Will You Have Financial Goals In 2015?

Back in 2013 we had an article on the blog titled Setting Financial Goals. In that article we laid out what we considered the 3 most important things for any financial goals one might wish to set: saving money; reducing debt; and increasing income.

Money Shirt
Creative Commons License Rob Lee via Compfight

Every once in a while we get the opportunity to work with clients to help them set financial goals for the year. The year doesn’t always start at the beginning, but it’s a good time to do it because it fits with the tax time period.

Almost everyone that comes in wants to talk about one thing, which doesn’t quite fit any of the three, though comes closest to saving money; reducing how much they might owe in taxes. It must be an occupational hazard for being a consultant because, though it’s a big part of what we do, it’s not the only thing we do.

Truth be told, taxes aren’t a major concern when other needs are met. Although you sometimes hear a few rich people complaining about having to pay too many taxes, the overwhelming majority don’t have a problem with it because they have enough money and, if they’ve got good accountants, all that is taken care of and they still have lots to play with.

If you’re worried about having to pay taxes, learning how to save money and cut corners on spending will provide you with enough to pay your taxes. Also, if you’re really good you can make sure you’re having enough taxes taken out of your paycheck if you’re still employed.

If you reduce your debt you invariably end up with more money. That’s because as you pay your bills down you owe less, and even if you keep paying them at the same high rate you’ll pay off the debt sooner, which means you’ll have a nice chunk of cash you can move elsewhere.

If you increase your income… well, we already touched upon that part. 🙂

With that said, do you have any ideas on what types of financial goals you really should have? If not, we’ll give you 3 to think about:

1. Find ways to generate more income in 2015. There are so many ways for people to do this that all it takes is an hour of uninterrupted thought every day for a week to plan it out and you could be making more money in another week. The idea is to think about what you can do, how much more money you’d like to make, and then go for it. Many people are doing it; you can also.

2. Set a goal to pay off one of your bills where the payment starts at least at $100 a month. If you don’t have anything like that good for you. If you do, realize that if you could pay one of those bills off you have the opportunity to have an extra $1,200 a year and it’s tax free! Pay off more debt and you’ll have more money the same way.

3. Think of one thing you’re willing to give up or alter that will help you save even a little bit of money. For Christmas one of my friends got a coffee maker and many bags of special coffee that can be made at home. The reason was her daughter hated knowing that her mother was stopping at a national coffee location buying expensive coffee every day, both going to and coming home from work.

Suddenly, her mother can now save $10 a day, which equates to around $300 a month, which can be applied to other things.

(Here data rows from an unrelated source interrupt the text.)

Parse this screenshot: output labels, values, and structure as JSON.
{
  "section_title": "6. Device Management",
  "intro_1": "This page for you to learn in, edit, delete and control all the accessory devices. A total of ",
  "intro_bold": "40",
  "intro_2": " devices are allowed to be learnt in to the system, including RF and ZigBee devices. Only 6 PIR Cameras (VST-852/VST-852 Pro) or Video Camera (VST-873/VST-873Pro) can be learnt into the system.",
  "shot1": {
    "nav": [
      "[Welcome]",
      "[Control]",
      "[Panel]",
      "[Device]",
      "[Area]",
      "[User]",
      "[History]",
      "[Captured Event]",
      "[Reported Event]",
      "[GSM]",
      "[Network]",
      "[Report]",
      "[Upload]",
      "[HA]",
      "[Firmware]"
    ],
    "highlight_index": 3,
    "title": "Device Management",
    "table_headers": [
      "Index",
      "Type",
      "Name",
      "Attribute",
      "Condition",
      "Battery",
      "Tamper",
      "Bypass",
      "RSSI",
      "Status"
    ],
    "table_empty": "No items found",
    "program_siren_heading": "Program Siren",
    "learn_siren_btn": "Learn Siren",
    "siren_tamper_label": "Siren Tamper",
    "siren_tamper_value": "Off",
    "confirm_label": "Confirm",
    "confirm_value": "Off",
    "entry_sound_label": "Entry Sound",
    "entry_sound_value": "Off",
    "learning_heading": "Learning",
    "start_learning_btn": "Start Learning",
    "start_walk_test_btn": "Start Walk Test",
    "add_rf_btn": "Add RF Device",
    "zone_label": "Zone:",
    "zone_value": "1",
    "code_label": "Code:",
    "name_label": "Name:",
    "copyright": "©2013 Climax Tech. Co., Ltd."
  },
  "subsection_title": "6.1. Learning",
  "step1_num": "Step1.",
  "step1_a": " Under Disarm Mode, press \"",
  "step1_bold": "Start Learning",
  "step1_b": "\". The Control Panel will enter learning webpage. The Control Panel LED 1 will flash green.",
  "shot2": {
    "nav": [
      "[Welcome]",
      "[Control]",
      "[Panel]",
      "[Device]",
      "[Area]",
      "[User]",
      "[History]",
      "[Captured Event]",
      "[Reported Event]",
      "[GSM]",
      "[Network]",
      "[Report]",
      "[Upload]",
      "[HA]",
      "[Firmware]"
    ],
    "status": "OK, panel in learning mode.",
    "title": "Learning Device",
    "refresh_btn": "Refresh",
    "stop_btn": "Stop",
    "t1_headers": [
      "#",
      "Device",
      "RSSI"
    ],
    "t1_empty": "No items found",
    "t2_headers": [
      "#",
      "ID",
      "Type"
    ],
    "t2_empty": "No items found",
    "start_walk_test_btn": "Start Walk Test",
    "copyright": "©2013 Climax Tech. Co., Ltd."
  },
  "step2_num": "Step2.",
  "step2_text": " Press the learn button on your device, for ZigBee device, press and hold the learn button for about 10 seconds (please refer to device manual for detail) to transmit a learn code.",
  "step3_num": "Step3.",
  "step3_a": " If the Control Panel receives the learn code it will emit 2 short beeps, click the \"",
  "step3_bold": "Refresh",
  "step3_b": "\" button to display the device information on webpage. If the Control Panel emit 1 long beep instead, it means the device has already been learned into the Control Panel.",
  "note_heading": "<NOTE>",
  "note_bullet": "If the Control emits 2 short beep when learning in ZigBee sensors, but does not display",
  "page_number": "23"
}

And the coffee will be just as good, maybe even better because that same brand can be bought in many stores if she wishes to stick to that brand and will still cost her less than paying someone else to make it.

Financial goals don’t have to be really big to make a big impact. All it takes is a little bit of ingenuity adn the willingness to make a change here and there. After all, isn’t a new year a good time for resolutions and goals?

We wish everyone a safe and happy new year, and of course a financially successful year as well.